Please copy every record below exactly, but leave the pictures out.

Dataset rows for apps and sites
━━━━━━━━━━━━━━━━

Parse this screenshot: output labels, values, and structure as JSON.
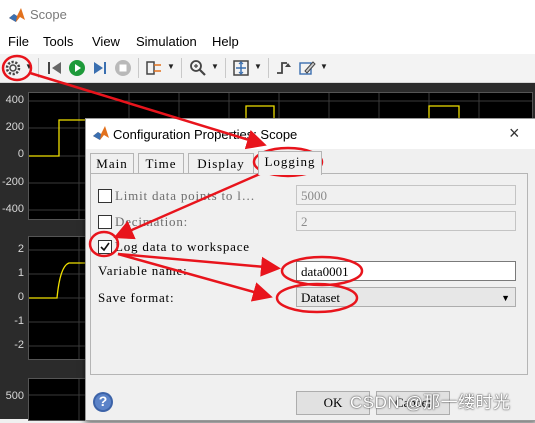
{
  "window": {
    "title": "Scope"
  },
  "menu": {
    "items": [
      "File",
      "Tools",
      "View",
      "Simulation",
      "Help"
    ]
  },
  "scope": {
    "plot1_ticks": [
      "400",
      "200",
      "0",
      "-200",
      "-400"
    ],
    "plot2_ticks": [
      "2",
      "1",
      "0",
      "-1",
      "-2"
    ],
    "plot3_ticks": [
      "500"
    ],
    "line_color": "#f0e000"
  },
  "dialog": {
    "title": "Configuration Properties: Scope",
    "close_glyph": "×",
    "tabs": [
      "Main",
      "Time",
      "Display",
      "Logging"
    ],
    "active_tab": "Logging",
    "limit_label": "Limit data points to l…",
    "limit_value": "5000",
    "decimation_label": "Decimation:",
    "decimation_value": "2",
    "log_label": "Log data to workspace",
    "log_checked": true,
    "varname_label": "Variable name:",
    "varname_value": "data0001",
    "format_label": "Save format:",
    "format_value": "Dataset",
    "ok_label": "OK",
    "cancel_label": "Cancel",
    "help_glyph": "?"
  },
  "annotation_color": "#e8141c",
  "watermark": "CSDN @那一缕时光"
}
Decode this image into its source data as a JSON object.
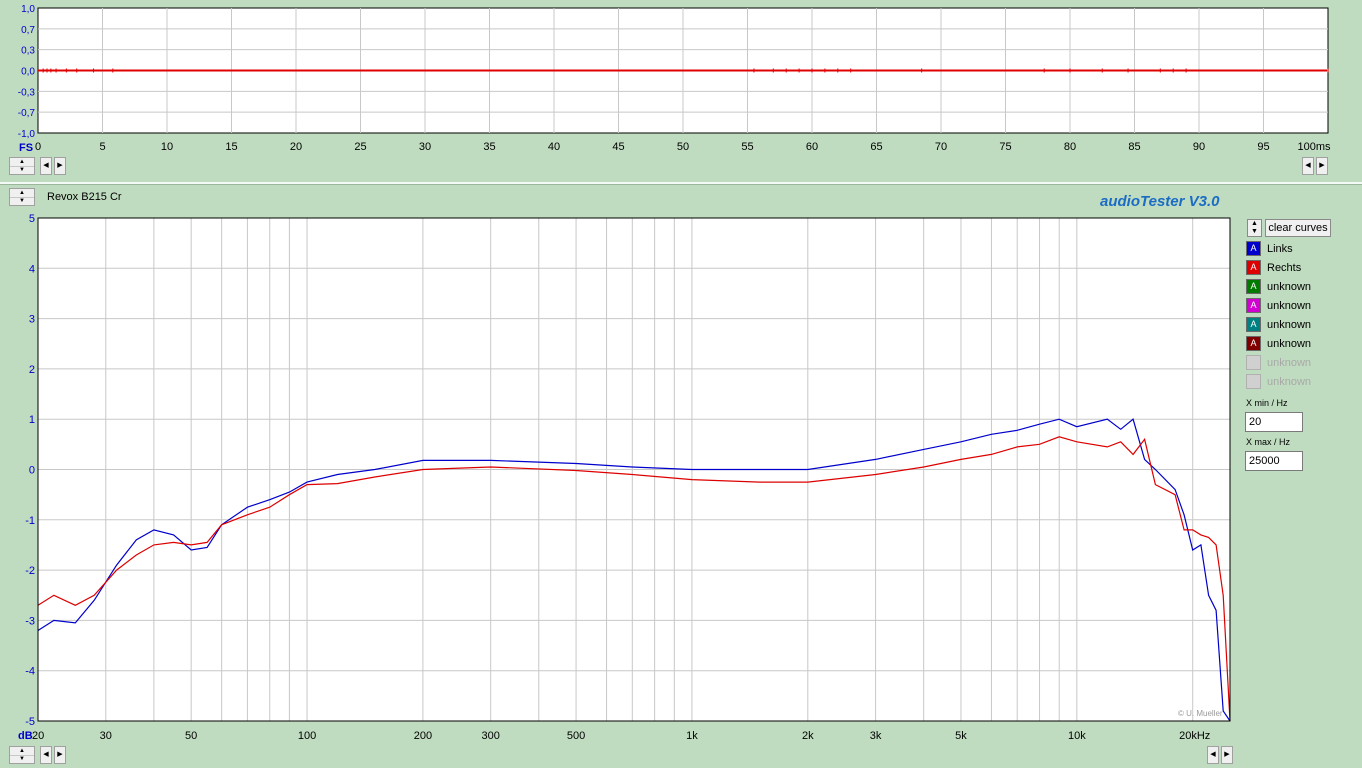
{
  "time_plot": {
    "y_unit": "FS",
    "x_unit": "ms",
    "y_ticks": [
      "1,0",
      "0,7",
      "0,3",
      "0,0",
      "-0,3",
      "-0,7",
      "-1,0"
    ],
    "x_ticks": [
      "0",
      "5",
      "10",
      "15",
      "20",
      "25",
      "30",
      "35",
      "40",
      "45",
      "50",
      "55",
      "60",
      "65",
      "70",
      "75",
      "80",
      "85",
      "90",
      "95",
      "100ms"
    ],
    "trace_color": "#e00000"
  },
  "file_name": "Revox B215 Cr",
  "brand": "audioTester  V3.0",
  "freq_plot": {
    "y_unit": "dB",
    "y_ticks": [
      "5",
      "4",
      "3",
      "2",
      "1",
      "0",
      "-1",
      "-2",
      "-3",
      "-4",
      "-5"
    ],
    "x_ticks": [
      "20",
      "30",
      "50",
      "100",
      "200",
      "300",
      "500",
      "1k",
      "2k",
      "3k",
      "5k",
      "10k",
      "20kHz"
    ],
    "copyright": "© U. Mueller"
  },
  "controls": {
    "clear_label": "clear curves",
    "xmin_label": "X min / Hz",
    "xmin_value": "20",
    "xmax_label": "X max / Hz",
    "xmax_value": "25000"
  },
  "legend": [
    {
      "label": "Links",
      "color": "#0000cc",
      "enabled": true
    },
    {
      "label": "Rechts",
      "color": "#dd0000",
      "enabled": true
    },
    {
      "label": "unknown",
      "color": "#007a00",
      "enabled": true
    },
    {
      "label": "unknown",
      "color": "#d000d0",
      "enabled": true
    },
    {
      "label": "unknown",
      "color": "#008080",
      "enabled": true
    },
    {
      "label": "unknown",
      "color": "#800000",
      "enabled": true
    },
    {
      "label": "unknown",
      "color": "#c0c0c0",
      "enabled": false
    },
    {
      "label": "unknown",
      "color": "#c0c0c0",
      "enabled": false
    }
  ],
  "chart_data": {
    "type": "line",
    "x_scale": "log",
    "xlim": [
      20,
      25000
    ],
    "ylim": [
      -5,
      5
    ],
    "grid": true,
    "series": [
      {
        "name": "Links",
        "color": "#0000cc",
        "x": [
          20,
          22,
          25,
          28,
          32,
          36,
          40,
          45,
          50,
          55,
          60,
          70,
          80,
          90,
          100,
          120,
          150,
          200,
          300,
          500,
          700,
          1000,
          1500,
          2000,
          3000,
          4000,
          5000,
          6000,
          7000,
          8000,
          9000,
          10000,
          12000,
          13000,
          14000,
          15000,
          16000,
          18000,
          19000,
          20000,
          21000,
          22000,
          23000,
          24000,
          25000
        ],
        "y": [
          -3.2,
          -3.0,
          -3.05,
          -2.6,
          -1.9,
          -1.4,
          -1.2,
          -1.3,
          -1.6,
          -1.55,
          -1.1,
          -0.75,
          -0.6,
          -0.45,
          -0.25,
          -0.1,
          0.0,
          0.18,
          0.18,
          0.12,
          0.05,
          0.0,
          0.0,
          0.0,
          0.2,
          0.4,
          0.55,
          0.7,
          0.78,
          0.9,
          1.0,
          0.85,
          1.0,
          0.8,
          1.0,
          0.2,
          0.0,
          -0.4,
          -0.9,
          -1.6,
          -1.5,
          -2.5,
          -2.8,
          -4.8,
          -5.0
        ]
      },
      {
        "name": "Rechts",
        "color": "#dd0000",
        "x": [
          20,
          22,
          25,
          28,
          32,
          36,
          40,
          45,
          50,
          55,
          60,
          70,
          80,
          90,
          100,
          120,
          150,
          200,
          300,
          500,
          700,
          1000,
          1500,
          2000,
          3000,
          4000,
          5000,
          6000,
          7000,
          8000,
          9000,
          10000,
          12000,
          13000,
          14000,
          15000,
          16000,
          18000,
          19000,
          20000,
          21000,
          22000,
          23000,
          24000,
          25000
        ],
        "y": [
          -2.7,
          -2.5,
          -2.7,
          -2.5,
          -2.0,
          -1.7,
          -1.5,
          -1.45,
          -1.5,
          -1.45,
          -1.1,
          -0.9,
          -0.75,
          -0.5,
          -0.3,
          -0.28,
          -0.15,
          0.0,
          0.05,
          -0.02,
          -0.1,
          -0.2,
          -0.25,
          -0.25,
          -0.1,
          0.05,
          0.2,
          0.3,
          0.45,
          0.5,
          0.65,
          0.55,
          0.45,
          0.55,
          0.3,
          0.6,
          -0.3,
          -0.5,
          -1.2,
          -1.2,
          -1.3,
          -1.35,
          -1.5,
          -2.5,
          -5.0
        ]
      }
    ]
  }
}
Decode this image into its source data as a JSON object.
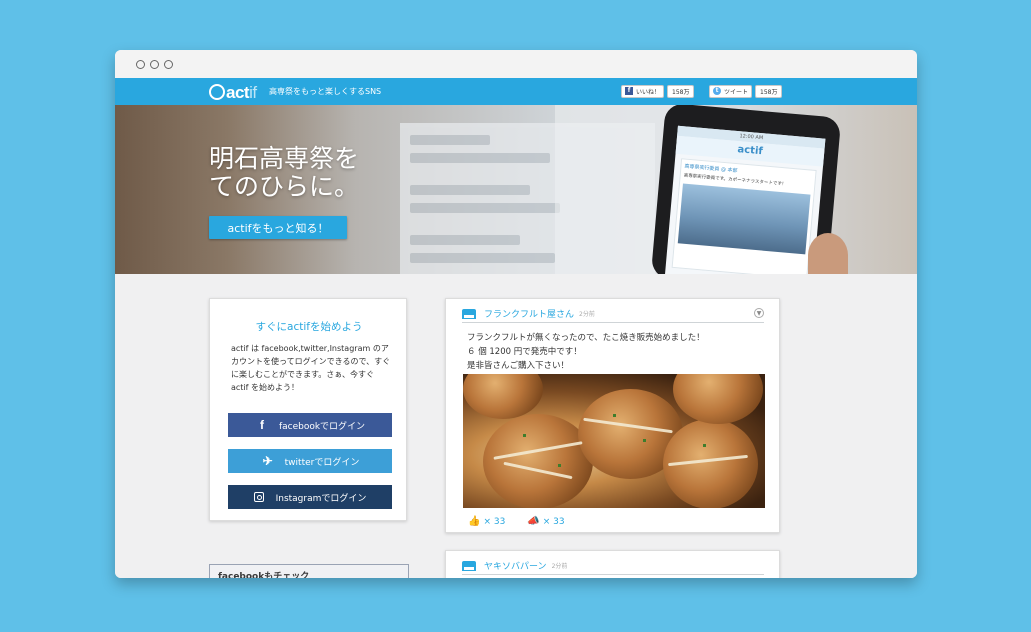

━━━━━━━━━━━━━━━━

> **ANSWER SPACE**:
Parse this screenshot: output labels, values, and structure as JSON.
{
  "window": {
    "title": "Scope"
  },
  "menu": {
    "items": [
      "File",
      "Tools",
      "View",
      "Simulation",
      "Help"
    ]
  },
  "scope": {
    "plot1_ticks": [
      "400",
      "200",
      "0",
      "-200",
      "-400"
    ],
    "plot2_ticks": [
      "2",
      "1",
      "0",
      "-1",
      "-2"
    ],
    "plot3_ticks": [
      "500"
    ],
    "line_color": "#f0e000"
  },
  "dialog": {
    "title": "Configuration Properties: Scope",
    "close_glyph": "×",
    "tabs": [
      "Main",
      "Time",
      "Display",
      "Logging"
    ],
    "active_tab": "Logging",
    "limit_label": "Limit data points to l…",
    "limit_value": "5000",
    "decimation_label": "Decimation:",
    "decimation_value": "2",
    "log_label": "Log data to workspace",
    "log_checked": true,
    "varname_label": "Variable name:",
    "varname_value": "data0001",
    "format_label": "Save format:",
    "format_value": "Dataset",
    "ok_label": "OK",
    "cancel_label": "Cancel",
    "help_glyph": "?"
  },
  "annotation_color": "#e8141c",
  "watermark": "CSDN @那一缕时光"
}
Decode this image into its source data as a JSON object.
{
  "time_plot": {
    "y_unit": "FS",
    "x_unit": "ms",
    "y_ticks": [
      "1,0",
      "0,7",
      "0,3",
      "0,0",
      "-0,3",
      "-0,7",
      "-1,0"
    ],
    "x_ticks": [
      "0",
      "5",
      "10",
      "15",
      "20",
      "25",
      "30",
      "35",
      "40",
      "45",
      "50",
      "55",
      "60",
      "65",
      "70",
      "75",
      "80",
      "85",
      "90",
      "95",
      "100ms"
    ],
    "trace_color": "#e00000"
  },
  "file_name": "Revox B215 Cr",
  "brand": "audioTester  V3.0",
  "freq_plot": {
    "y_unit": "dB",
    "y_ticks": [
      "5",
      "4",
      "3",
      "2",
      "1",
      "0",
      "-1",
      "-2",
      "-3",
      "-4",
      "-5"
    ],
    "x_ticks": [
      "20",
      "30",
      "50",
      "100",
      "200",
      "300",
      "500",
      "1k",
      "2k",
      "3k",
      "5k",
      "10k",
      "20kHz"
    ],
    "copyright": "© U. Mueller"
  },
  "controls": {
    "clear_label": "clear curves",
    "xmin_label": "X min / Hz",
    "xmin_value": "20",
    "xmax_label": "X max / Hz",
    "xmax_value": "25000"
  },
  "legend": [
    {
      "label": "Links",
      "color": "#0000cc",
      "enabled": true
    },
    {
      "label": "Rechts",
      "color": "#dd0000",
      "enabled": true
    },
    {
      "label": "unknown",
      "color": "#007a00",
      "enabled": true
    },
    {
      "label": "unknown",
      "color": "#d000d0",
      "enabled": true
    },
    {
      "label": "unknown",
      "color": "#008080",
      "enabled": true
    },
    {
      "label": "unknown",
      "color": "#800000",
      "enabled": true
    },
    {
      "label": "unknown",
      "color": "#c0c0c0",
      "enabled": false
    },
    {
      "label": "unknown",
      "color": "#c0c0c0",
      "enabled": false
    }
  ],
  "chart_data": {
    "type": "line",
    "x_scale": "log",
    "xlim": [
      20,
      25000
    ],
    "ylim": [
      -5,
      5
    ],
    "grid": true,
    "series": [
      {
        "name": "Links",
        "color": "#0000cc",
        "x": [
          20,
          22,
          25,
          28,
          32,
          36,
          40,
          45,
          50,
          55,
          60,
          70,
          80,
          90,
          100,
          120,
          150,
          200,
          300,
          500,
          700,
          1000,
          1500,
          2000,
          3000,
          4000,
          5000,
          6000,
          7000,
          8000,
          9000,
          10000,
          12000,
          13000,
          14000,
          15000,
          16000,
          18000,
          19000,
          20000,
          21000,
          22000,
          23000,
          24000,
          25000
        ],
        "y": [
          -3.2,
          -3.0,
          -3.05,
          -2.6,
          -1.9,
          -1.4,
          -1.2,
          -1.3,
          -1.6,
          -1.55,
          -1.1,
          -0.75,
          -0.6,
          -0.45,
          -0.25,
          -0.1,
          0.0,
          0.18,
          0.18,
          0.12,
          0.05,
          0.0,
          0.0,
          0.0,
          0.2,
          0.4,
          0.55,
          0.7,
          0.78,
          0.9,
          1.0,
          0.85,
          1.0,
          0.8,
          1.0,
          0.2,
          0.0,
          -0.4,
          -0.9,
          -1.6,
          -1.5,
          -2.5,
          -2.8,
          -4.8,
          -5.0
        ]
      },
      {
        "name": "Rechts",
        "color": "#dd0000",
        "x": [
          20,
          22,
          25,
          28,
          32,
          36,
          40,
          45,
          50,
          55,
          60,
          70,
          80,
          90,
          100,
          120,
          150,
          200,
          300,
          500,
          700,
          1000,
          1500,
          2000,
          3000,
          4000,
          5000,
          6000,
          7000,
          8000,
          9000,
          10000,
          12000,
          13000,
          14000,
          15000,
          16000,
          18000,
          19000,
          20000,
          21000,
          22000,
          23000,
          24000,
          25000
        ],
        "y": [
          -2.7,
          -2.5,
          -2.7,
          -2.5,
          -2.0,
          -1.7,
          -1.5,
          -1.45,
          -1.5,
          -1.45,
          -1.1,
          -0.9,
          -0.75,
          -0.5,
          -0.3,
          -0.28,
          -0.15,
          0.0,
          0.05,
          -0.02,
          -0.1,
          -0.2,
          -0.25,
          -0.25,
          -0.1,
          0.05,
          0.2,
          0.3,
          0.45,
          0.5,
          0.65,
          0.55,
          0.45,
          0.55,
          0.3,
          0.6,
          -0.3,
          -0.5,
          -1.2,
          -1.2,
          -1.3,
          -1.35,
          -1.5,
          -2.5,
          -5.0
        ]
      }
    ]
  }
}
Decode this image into its source data as a JSON object.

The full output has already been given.